A “Thinking Lounge” in the museum’s solarium features large-scale photos and inspirational quotes from worldwide scientists. Nine full-color 6.5-foot-high banners with photos of children from Santa Fe’s sister cities are displayed in the outdoor space. A sand light table with a Zambian storytelling theme invites children to draw their own creations, and more.
The 12 undergraduates and one graduate student were enrolled in media arts professors Megan Jacobs and Andrew Wollner’s Program for Interactive Technology class spring semester.
“I think the students are very fortunate to have such talented and dedicated media arts professors like Megan and Andrew, who also advocated for their students’ design vision,” Martin Roberts said.
Jacobs said: “The goal of The Science of Cities exhibit is to intellectually engage 8 to 12 year olds in learning about the makeup of a city, and how Santa Fe is connected internationally to sister cities. It’s designed to help children understand the complex physical and social aspects that comprise a city, conveying that cities are much more than just buildings and are made up of people and how they interact.”

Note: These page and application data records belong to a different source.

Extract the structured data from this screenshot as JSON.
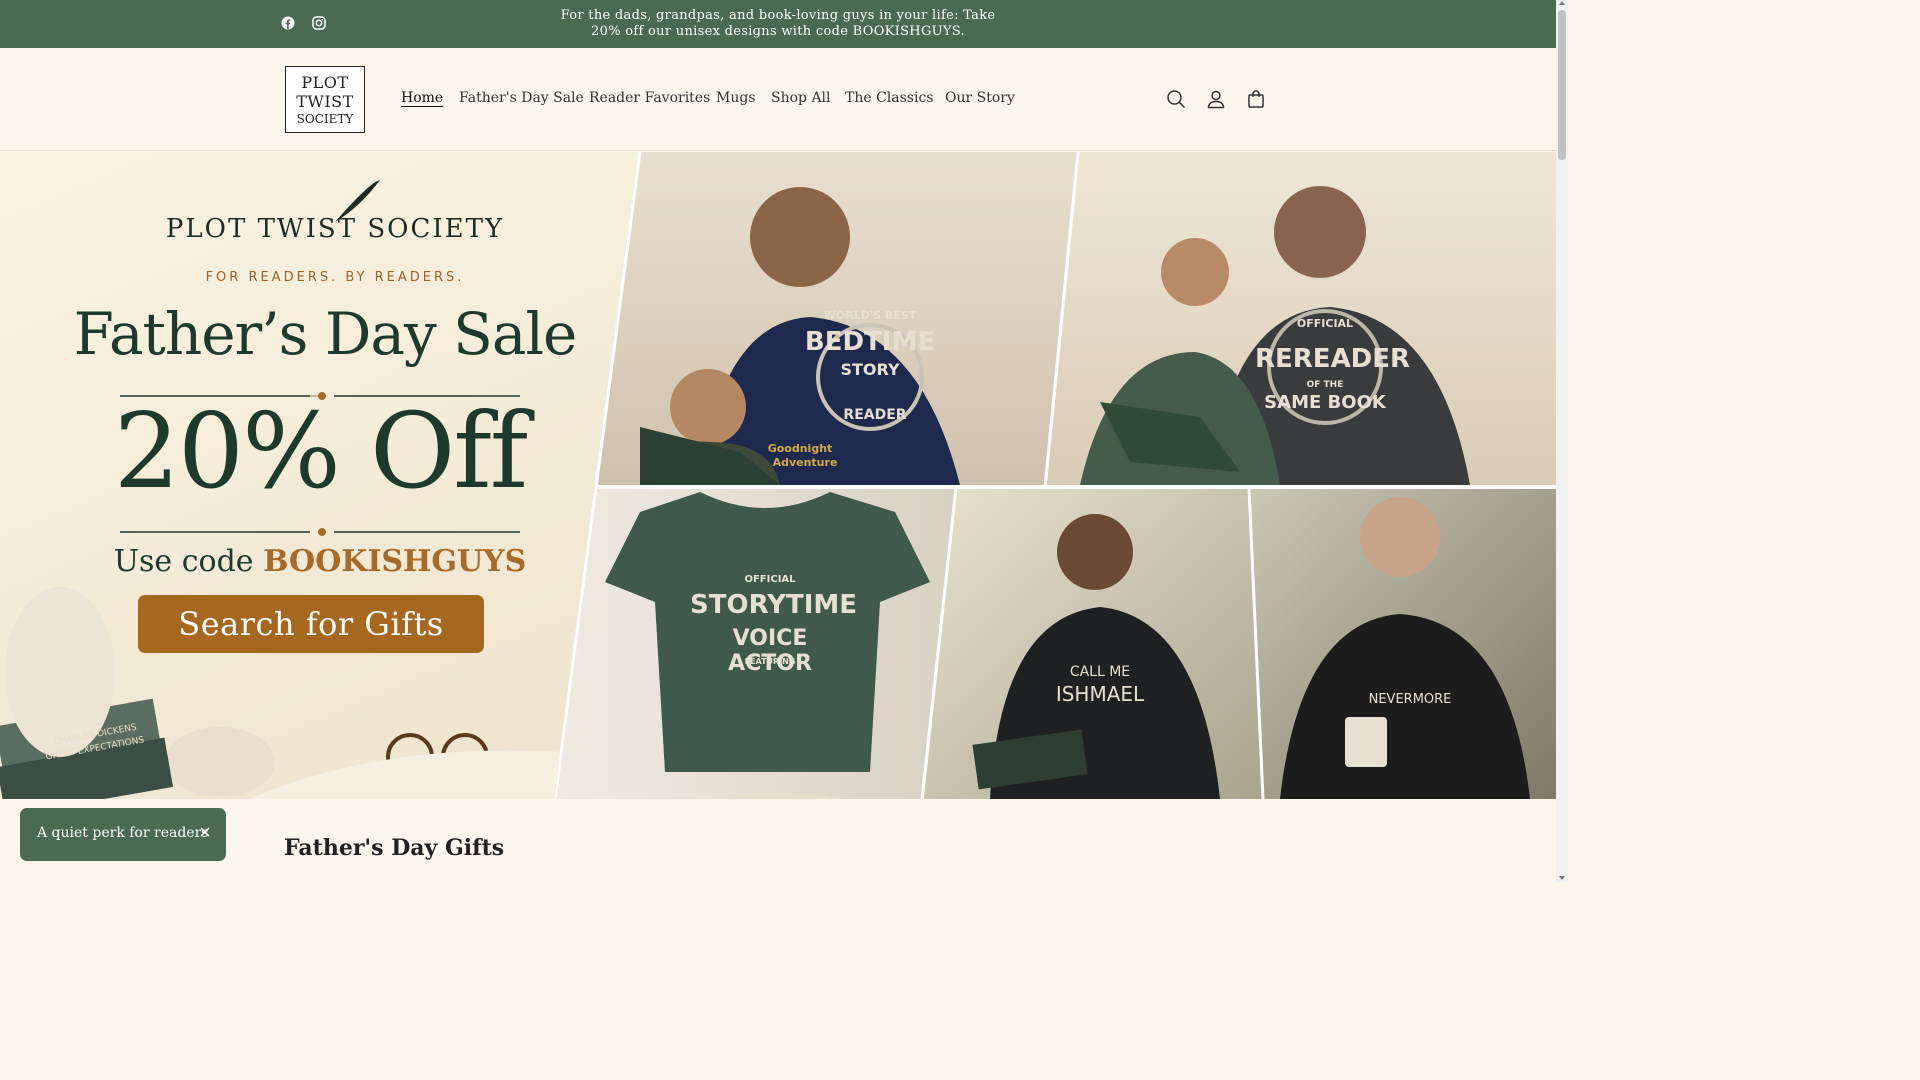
{
  "announcement": {
    "line1": "For the dads, grandpas, and book-loving guys in your life: Take",
    "line2": "20% off our unisex designs with code BOOKISHGUYS."
  },
  "social": {
    "facebook": "facebook-icon",
    "instagram": "instagram-icon"
  },
  "logo": {
    "line1": "PLOT",
    "line2": "TWIST",
    "line3": "SOCIETY"
  },
  "nav": {
    "items": [
      {
        "label": "Home",
        "active": true
      },
      {
        "label": "Father's Day Sale"
      },
      {
        "label": "Reader Favorites"
      },
      {
        "label": "Mugs"
      },
      {
        "label": "Shop All"
      },
      {
        "label": "The Classics"
      },
      {
        "label": "Our Story"
      }
    ]
  },
  "header_icons": [
    "search-icon",
    "account-icon",
    "cart-icon"
  ],
  "hero": {
    "brand": "PLOT TWIST SOCIETY",
    "brand_sub": "FOR READERS. BY READERS.",
    "title": "Father’s Day Sale",
    "discount": "20% Off",
    "code_prefix": "Use code",
    "code": "BOOKISHGUYS",
    "cta": "Search for Gifts",
    "shirts": {
      "bedtime": {
        "top": "WORLD'S BEST",
        "main": "BEDTIME",
        "sub": "STORY",
        "bottom": "READER"
      },
      "rereader": {
        "top": "OFFICIAL",
        "main": "REREADER",
        "sub": "OF THE",
        "bottom": "SAME BOOK"
      },
      "storytime": {
        "top": "OFFICIAL",
        "main": "STORYTIME",
        "sub": "VOICE ACTOR",
        "bottom": "FEATURING"
      },
      "ishmael": {
        "top": "CALL ME",
        "main": "ISHMAEL"
      },
      "nevermore": {
        "main": "NEVERMORE"
      }
    },
    "book_cover": {
      "title": "Goodnight",
      "subtitle": "Adventure"
    },
    "book_spine": {
      "author": "CHARLES DICKENS",
      "title": "GREAT EXPECTATIONS"
    }
  },
  "popup": {
    "text": "A quiet perk for readers"
  },
  "section": {
    "title": "Father's Day Gifts"
  },
  "colors": {
    "brand_green": "#4a6b51",
    "cta_brown": "#a6671f",
    "cream": "#fdf6ec"
  }
}
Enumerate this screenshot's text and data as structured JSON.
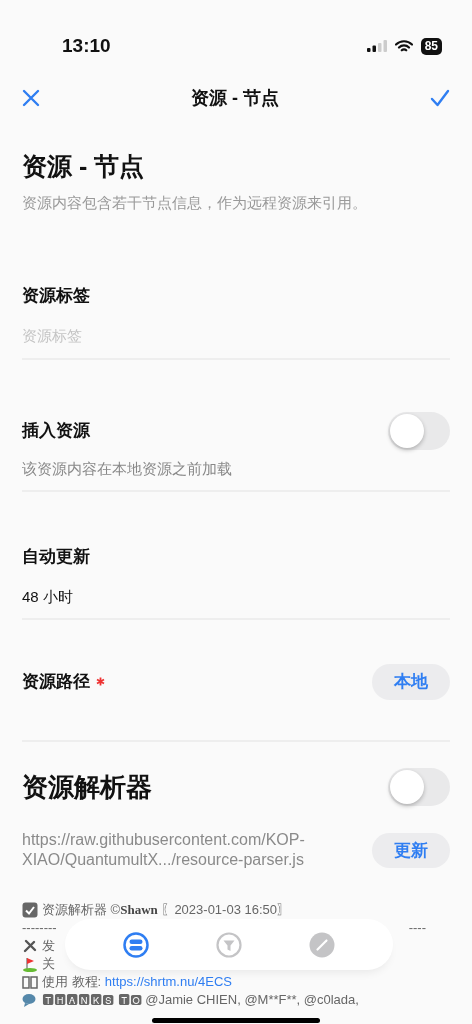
{
  "status_bar": {
    "time": "13:10",
    "battery": "85"
  },
  "nav": {
    "title": "资源 - 节点"
  },
  "header": {
    "title": "资源 - 节点",
    "subtitle": "资源内容包含若干节点信息，作为远程资源来引用。"
  },
  "fields": [
    {
      "kind": "text",
      "label": "资源标签",
      "placeholder": "资源标签"
    },
    {
      "kind": "toggle",
      "label": "插入资源",
      "on": false,
      "hint": "该资源内容在本地资源之前加载"
    },
    {
      "kind": "value",
      "label": "自动更新",
      "value": "48 小时"
    },
    {
      "kind": "button",
      "label": "资源路径",
      "required": true,
      "button": "本地"
    }
  ],
  "parser": {
    "title": "资源解析器",
    "on": false,
    "url": "https://raw.githubusercontent.com/KOP-XIAO/QuantumultX.../resource-parser.js",
    "button": "更新"
  },
  "notes": [
    {
      "kind": "check",
      "text": "资源解析器 ©**Shawn** 〖2023-01-03 16:50〗"
    },
    {
      "kind": "rule",
      "left": "--------",
      "right": "----"
    },
    {
      "kind": "tools",
      "text": "发"
    },
    {
      "kind": "flag",
      "text": "关"
    },
    {
      "kind": "book",
      "text": "使用 教程: ",
      "link": "https://shrtm.nu/4ECS"
    },
    {
      "kind": "speech",
      "text": "🆃🅷🅰🅽🅺🆂 🆃🅾  @Jamie CHIEN, @M**F**, @c0lada,"
    }
  ],
  "tab_bar": [
    {
      "selected": true
    },
    {
      "selected": false
    },
    {
      "selected": false
    }
  ]
}
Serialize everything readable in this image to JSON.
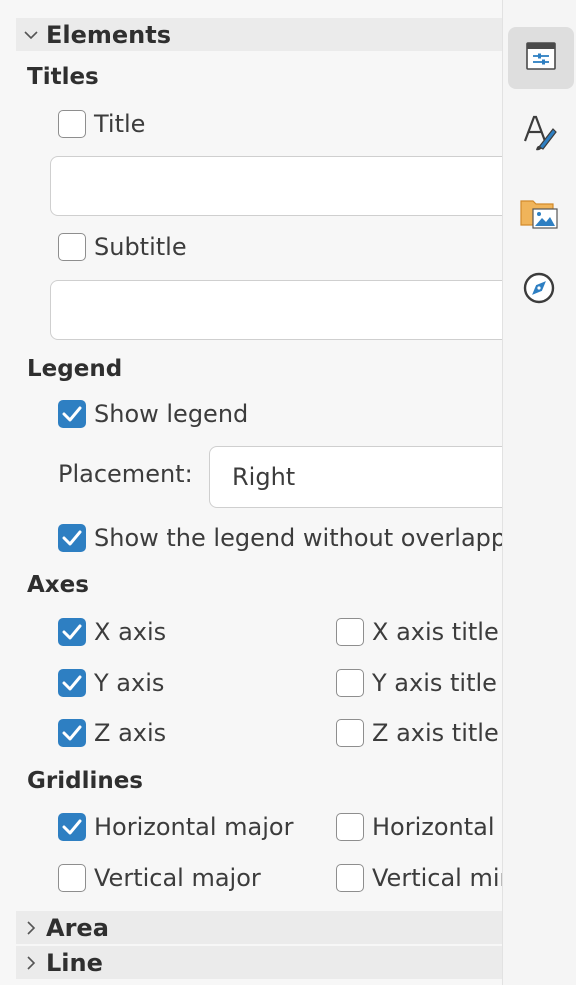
{
  "sections": {
    "elements": "Elements",
    "area": "Area",
    "line": "Line"
  },
  "titles": {
    "heading": "Titles",
    "title_label": "Title",
    "title_checked": false,
    "title_value": "",
    "subtitle_label": "Subtitle",
    "subtitle_checked": false,
    "subtitle_value": ""
  },
  "legend": {
    "heading": "Legend",
    "show_label": "Show legend",
    "show_checked": true,
    "placement_label": "Placement:",
    "placement_value": "Right",
    "no_overlap_label": "Show the legend without overlapping the chart",
    "no_overlap_checked": true
  },
  "axes": {
    "heading": "Axes",
    "x_label": "X axis",
    "x_checked": true,
    "x_title_label": "X axis title",
    "x_title_checked": false,
    "y_label": "Y axis",
    "y_checked": true,
    "y_title_label": "Y axis title",
    "y_title_checked": false,
    "z_label": "Z axis",
    "z_checked": true,
    "z_title_label": "Z axis title",
    "z_title_checked": false
  },
  "gridlines": {
    "heading": "Gridlines",
    "h_major_label": "Horizontal major",
    "h_major_checked": true,
    "h_minor_label": "Horizontal minor",
    "h_minor_checked": false,
    "v_major_label": "Vertical major",
    "v_major_checked": false,
    "v_minor_label": "Vertical minor",
    "v_minor_checked": false
  },
  "tabs": [
    {
      "icon": "properties-icon",
      "active": true
    },
    {
      "icon": "styles-icon",
      "active": false
    },
    {
      "icon": "gallery-icon",
      "active": false
    },
    {
      "icon": "navigator-icon",
      "active": false
    }
  ],
  "colors": {
    "accent": "#2e7fc2"
  }
}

She added that the exhibit shows children that we are all related, and is designed to foster curiosity about other cultures and inspire lifelong learning.
Liz Gomez designed a component of the outdoor space that features the history and culture of food through garden plots for traditional vegetables grown in Santa Fe, Cuba, China and Japan. The 27-year-old from Las Vegas graduated May 11 with a double major in Spanish and media arts.
“My design focuses on teaching about where the food comes from and how to grow it,” Gomez said. “The signage is in English and Spanish, which is so important. I also created workshops for teaching children how to prepare traditional dishes with the vegetables from the different countries.”
Gomez added: “We’re exposed to so much information on what makes us different. It’s beautiful for children to learn early about how many similarities we share — like the hot chilis used in New Mexico cooking and hot shiso peppers common in Japan – while also embracing cultural differences.”
Students who created theScience of Cities exhibit include Arianna Andreatta, Roxy Avalos, Allie Burnquist, Analicia Casaus, Craig Cassidy, Dré Gallegos, Derek Gold, Liz Gomez, Brandie Lopez, Stephanie Marcus, John Henry Romero, Shanoaleigh Roseby, and Miles Tokonow. Mariano Ulibarri was the media arts graduate teaching assistant for the project and Cabrini Martínez, a media arts graduate, was the AmeriCorps intern.
“I’m very proud of the students’ professional work and their unparalleled dedication to this collaborative project,” Jacobs said. “They showed a keen knack for synthesizing complex scientific information and making it accessible for children.”
The Science of Cities exhibit was made possible through funding from the Delle Foundation.